# Page and application data records
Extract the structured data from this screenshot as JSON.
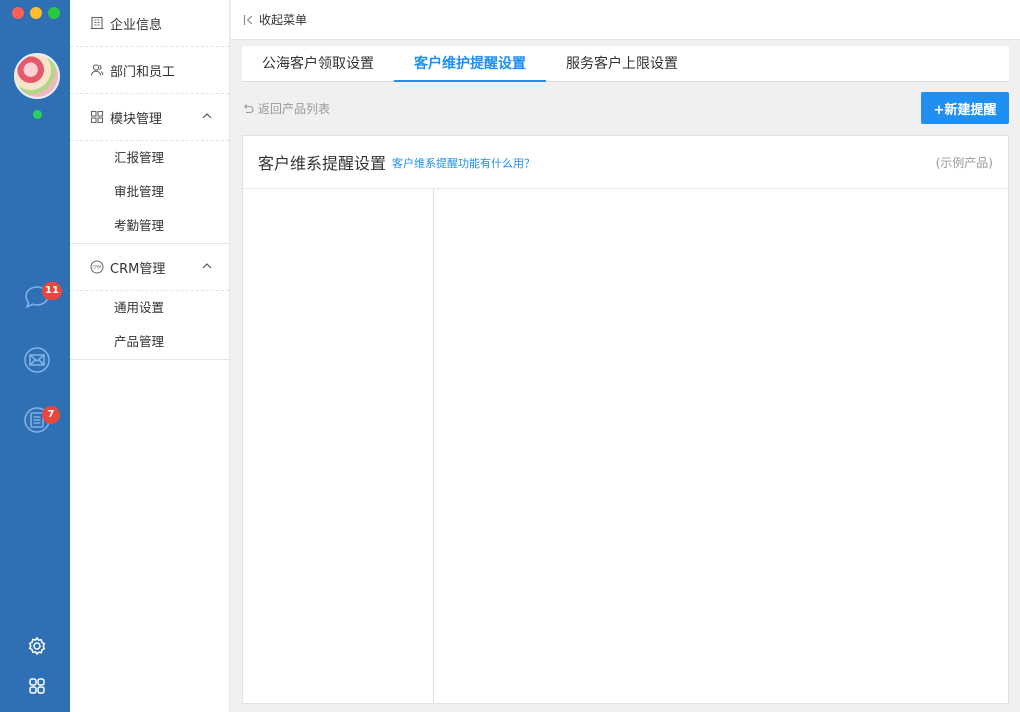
{
  "window": {
    "controls": [
      "close",
      "minimize",
      "maximize"
    ]
  },
  "rail": {
    "status": "online",
    "chat_badge": "11",
    "tasks_badge": "7",
    "icons": [
      "chat-icon",
      "mail-icon",
      "tasks-icon",
      "settings-icon",
      "apps-grid-icon"
    ]
  },
  "sidebar": {
    "company_info": "企业信息",
    "departments": "部门和员工",
    "module_mgmt": "模块管理",
    "module_sub": [
      "汇报管理",
      "审批管理",
      "考勤管理"
    ],
    "crm_mgmt": "CRM管理",
    "crm_sub": [
      "通用设置",
      "产品管理"
    ]
  },
  "topbar": {
    "collapse": "收起菜单"
  },
  "tabs": [
    {
      "label": "公海客户领取设置"
    },
    {
      "label": "客户维护提醒设置"
    },
    {
      "label": "服务客户上限设置"
    }
  ],
  "active_tab": 1,
  "back_link": "返回产品列表",
  "new_button": "+新建提醒",
  "panel": {
    "title": "客户维系提醒设置",
    "help": "客户维系提醒功能有什么用？",
    "note": "(示例产品)"
  },
  "colors": {
    "rail": "#2f6fb3",
    "accent": "#1f8ff0",
    "badge": "#e9463d"
  }
}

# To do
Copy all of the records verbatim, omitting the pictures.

# Task response
Extract the structured data from this screenshot as JSON.
{
  "window": {
    "controls": [
      "close",
      "minimize",
      "maximize"
    ]
  },
  "rail": {
    "status": "online",
    "chat_badge": "11",
    "tasks_badge": "7",
    "icons": [
      "chat-icon",
      "mail-icon",
      "tasks-icon",
      "settings-icon",
      "apps-grid-icon"
    ]
  },
  "sidebar": {
    "company_info": "企业信息",
    "departments": "部门和员工",
    "module_mgmt": "模块管理",
    "module_sub": [
      "汇报管理",
      "审批管理",
      "考勤管理"
    ],
    "crm_mgmt": "CRM管理",
    "crm_sub": [
      "通用设置",
      "产品管理"
    ]
  },
  "topbar": {
    "collapse": "收起菜单"
  },
  "tabs": [
    {
      "label": "公海客户领取设置"
    },
    {
      "label": "客户维护提醒设置"
    },
    {
      "label": "服务客户上限设置"
    }
  ],
  "active_tab": 1,
  "back_link": "返回产品列表",
  "new_button": "+新建提醒",
  "panel": {
    "title": "客户维系提醒设置",
    "help": "客户维系提醒功能有什么用？",
    "note": "(示例产品)"
  },
  "colors": {
    "rail": "#2f6fb3",
    "accent": "#1f8ff0",
    "badge": "#e9463d"
  }
}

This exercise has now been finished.